In response to the Coronavirus outbreak, sustainability NGO Friend of the the Sea and Friend of the Earth asks the Chinese government to permanently halt to sale of wildlife in markets and restaurants and via e-commerce.
A petition calling on the Chinese government to permanently close markets that sell wildlife for food. The petition is a response both to the recent outbreak of the deadly Coronavirus, which has been traced to China’s wildlife markets, and the overall environmental damage these markets are causing.
China has announced a temporary, immediate ban on wild animal trading, but Friend of the Earth and Friend of the Sea would like to see the ban become permanent.
‘We applaud China’s decision to place a short-term ban wildlife trading, but the ban should be forever,’ said Friend of the Sea director Paolo Bray.
‘The ban should include not only wet markets, but supermarkets, restaurants and e-commerce platforms. Wild animals belong in nature.’ The NGO plans to send all the signatures to the Chinese government with the suggestion that they become the world’s new wildlife conservation leader.
As of 30th January, more than 8000 cases of the Wuhan Coranavirus have been confirmed in China, causing more than 171 deaths.
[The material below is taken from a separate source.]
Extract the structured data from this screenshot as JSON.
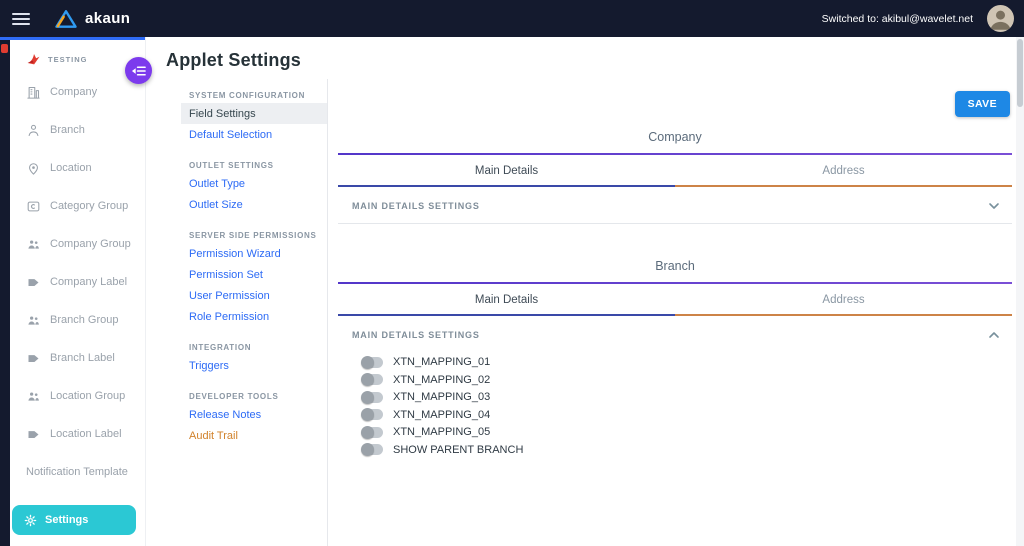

The virus is becoming a worldwide threat as confirmed cases appear outside mainland China.
The Coronavirus is believed to be a zoonotic disease that can be transmitted from animals to human, thought to probably come from a snake – and been traced to a market in Wuhan known for selling wild animals for consumptions including dogs, turtles, bats, snakes, giant salamander, crocodiles, hedgehogs and marmots.
China is the world’s largest market for wildlife products, which is estimated to be a $20 billion global enterprise – fourth in size only after the illegal drug trade, human smuggling and illegal weapons trafficking. ‘Wildlife trafficking undermines human security in resource-dependent local communities, severely harms the way of life of indigenous people and causes substantial economic losses,’ Paolo Bray said.
‘If these wildlife markets persist, we will continue to face heightened risks from emerging new lethal viruses and pandemic spread.’